REQUIREMENT
Scan the material for the word "الدخل" and return every matching line.

DATA SUPPLIED
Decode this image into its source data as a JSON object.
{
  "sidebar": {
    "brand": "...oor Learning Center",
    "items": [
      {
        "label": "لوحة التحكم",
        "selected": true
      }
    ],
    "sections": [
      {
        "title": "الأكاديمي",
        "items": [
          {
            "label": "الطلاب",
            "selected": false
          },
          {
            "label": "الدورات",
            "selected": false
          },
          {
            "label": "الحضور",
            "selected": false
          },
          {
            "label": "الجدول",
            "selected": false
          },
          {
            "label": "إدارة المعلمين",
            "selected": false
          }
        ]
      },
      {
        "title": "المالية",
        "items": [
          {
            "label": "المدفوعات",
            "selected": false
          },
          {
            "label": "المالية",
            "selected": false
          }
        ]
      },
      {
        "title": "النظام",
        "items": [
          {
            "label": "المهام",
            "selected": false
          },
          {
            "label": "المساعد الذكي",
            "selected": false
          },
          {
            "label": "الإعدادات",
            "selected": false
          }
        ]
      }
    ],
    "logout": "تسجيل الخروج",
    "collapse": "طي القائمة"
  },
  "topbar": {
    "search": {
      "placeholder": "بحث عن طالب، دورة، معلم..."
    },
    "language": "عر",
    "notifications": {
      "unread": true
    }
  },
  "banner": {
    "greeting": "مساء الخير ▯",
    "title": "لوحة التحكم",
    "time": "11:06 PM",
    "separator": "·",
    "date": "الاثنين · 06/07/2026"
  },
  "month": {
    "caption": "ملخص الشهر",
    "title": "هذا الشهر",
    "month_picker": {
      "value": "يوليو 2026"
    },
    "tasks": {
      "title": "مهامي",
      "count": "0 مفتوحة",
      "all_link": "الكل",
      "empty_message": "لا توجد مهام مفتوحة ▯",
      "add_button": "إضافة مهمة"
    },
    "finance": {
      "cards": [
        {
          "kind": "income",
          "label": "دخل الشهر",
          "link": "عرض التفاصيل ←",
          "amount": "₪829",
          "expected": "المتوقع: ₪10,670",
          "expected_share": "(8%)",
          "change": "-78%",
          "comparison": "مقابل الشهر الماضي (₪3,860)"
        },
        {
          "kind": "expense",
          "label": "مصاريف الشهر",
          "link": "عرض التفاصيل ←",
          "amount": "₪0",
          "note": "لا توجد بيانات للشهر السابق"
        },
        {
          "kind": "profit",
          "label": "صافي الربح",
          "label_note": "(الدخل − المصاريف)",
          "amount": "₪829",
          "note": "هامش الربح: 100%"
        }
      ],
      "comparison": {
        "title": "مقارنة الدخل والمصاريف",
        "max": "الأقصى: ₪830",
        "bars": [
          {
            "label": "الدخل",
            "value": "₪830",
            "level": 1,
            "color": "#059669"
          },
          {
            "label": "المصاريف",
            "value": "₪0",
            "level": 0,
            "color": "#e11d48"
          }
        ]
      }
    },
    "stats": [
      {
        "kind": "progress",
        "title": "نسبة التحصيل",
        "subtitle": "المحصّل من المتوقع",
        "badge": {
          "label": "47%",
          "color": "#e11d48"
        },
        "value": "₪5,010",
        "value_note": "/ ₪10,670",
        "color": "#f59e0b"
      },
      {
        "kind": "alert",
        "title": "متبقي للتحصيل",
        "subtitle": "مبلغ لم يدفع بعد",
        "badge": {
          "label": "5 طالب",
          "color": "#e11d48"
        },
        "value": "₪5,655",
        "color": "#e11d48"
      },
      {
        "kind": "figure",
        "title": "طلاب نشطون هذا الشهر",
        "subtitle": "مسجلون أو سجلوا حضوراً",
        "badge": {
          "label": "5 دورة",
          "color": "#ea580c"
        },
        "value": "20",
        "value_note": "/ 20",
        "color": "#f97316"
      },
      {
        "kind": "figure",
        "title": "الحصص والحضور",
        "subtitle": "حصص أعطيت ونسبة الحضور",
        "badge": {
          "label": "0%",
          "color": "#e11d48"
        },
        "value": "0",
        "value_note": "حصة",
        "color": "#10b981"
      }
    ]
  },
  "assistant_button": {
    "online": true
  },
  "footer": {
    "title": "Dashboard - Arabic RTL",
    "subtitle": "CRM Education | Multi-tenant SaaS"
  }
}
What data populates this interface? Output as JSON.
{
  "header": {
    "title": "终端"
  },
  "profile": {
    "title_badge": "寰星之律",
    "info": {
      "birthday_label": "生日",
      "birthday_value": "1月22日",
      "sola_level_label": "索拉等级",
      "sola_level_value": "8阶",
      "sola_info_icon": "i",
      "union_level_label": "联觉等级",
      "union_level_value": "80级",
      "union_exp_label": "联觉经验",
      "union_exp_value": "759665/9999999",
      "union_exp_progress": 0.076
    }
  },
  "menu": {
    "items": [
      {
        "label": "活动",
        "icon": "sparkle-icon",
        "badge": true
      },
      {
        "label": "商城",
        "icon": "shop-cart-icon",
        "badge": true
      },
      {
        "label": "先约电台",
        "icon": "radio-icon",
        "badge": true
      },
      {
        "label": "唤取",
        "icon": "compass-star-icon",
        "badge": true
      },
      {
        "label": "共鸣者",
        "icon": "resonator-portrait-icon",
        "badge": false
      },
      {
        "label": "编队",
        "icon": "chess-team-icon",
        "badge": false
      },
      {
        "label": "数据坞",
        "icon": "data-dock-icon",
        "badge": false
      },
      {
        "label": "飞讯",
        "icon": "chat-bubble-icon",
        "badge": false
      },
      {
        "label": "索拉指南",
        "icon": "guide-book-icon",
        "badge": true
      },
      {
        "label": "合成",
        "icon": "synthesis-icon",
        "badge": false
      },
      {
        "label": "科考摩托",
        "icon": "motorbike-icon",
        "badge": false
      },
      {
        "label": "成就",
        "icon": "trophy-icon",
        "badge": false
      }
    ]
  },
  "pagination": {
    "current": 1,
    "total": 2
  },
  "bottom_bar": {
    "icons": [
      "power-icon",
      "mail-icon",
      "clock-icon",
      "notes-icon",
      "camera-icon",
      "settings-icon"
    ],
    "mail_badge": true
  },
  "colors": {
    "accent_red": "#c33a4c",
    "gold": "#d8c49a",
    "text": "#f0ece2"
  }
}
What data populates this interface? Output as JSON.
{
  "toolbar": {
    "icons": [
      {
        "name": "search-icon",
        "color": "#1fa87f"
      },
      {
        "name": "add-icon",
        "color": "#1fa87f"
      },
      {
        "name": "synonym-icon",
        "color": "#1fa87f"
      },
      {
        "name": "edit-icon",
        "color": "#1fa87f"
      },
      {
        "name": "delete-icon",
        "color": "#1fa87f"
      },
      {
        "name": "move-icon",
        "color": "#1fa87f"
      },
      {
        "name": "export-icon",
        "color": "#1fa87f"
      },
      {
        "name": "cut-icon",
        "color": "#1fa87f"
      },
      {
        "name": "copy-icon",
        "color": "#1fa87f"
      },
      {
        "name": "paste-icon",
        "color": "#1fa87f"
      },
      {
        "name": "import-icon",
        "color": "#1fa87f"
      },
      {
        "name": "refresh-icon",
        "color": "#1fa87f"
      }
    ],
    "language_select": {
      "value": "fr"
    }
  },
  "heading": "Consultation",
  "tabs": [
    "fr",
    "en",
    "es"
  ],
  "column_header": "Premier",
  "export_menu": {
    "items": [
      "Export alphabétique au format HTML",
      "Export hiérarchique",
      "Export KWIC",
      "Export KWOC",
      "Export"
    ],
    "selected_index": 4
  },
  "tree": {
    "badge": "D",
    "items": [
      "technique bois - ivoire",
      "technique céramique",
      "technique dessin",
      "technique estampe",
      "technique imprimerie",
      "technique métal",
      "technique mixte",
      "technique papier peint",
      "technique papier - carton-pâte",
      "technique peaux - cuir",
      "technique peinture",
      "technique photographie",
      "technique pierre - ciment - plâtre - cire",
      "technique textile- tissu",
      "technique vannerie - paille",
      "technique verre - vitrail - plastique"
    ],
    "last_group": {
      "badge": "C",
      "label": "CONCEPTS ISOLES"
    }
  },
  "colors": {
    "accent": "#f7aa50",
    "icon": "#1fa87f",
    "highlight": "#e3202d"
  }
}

SOLUTION
          "label_note": "(الدخل − المصاريف)",
        "title": "مقارنة الدخل والمصاريف",
            "label": "الدخل",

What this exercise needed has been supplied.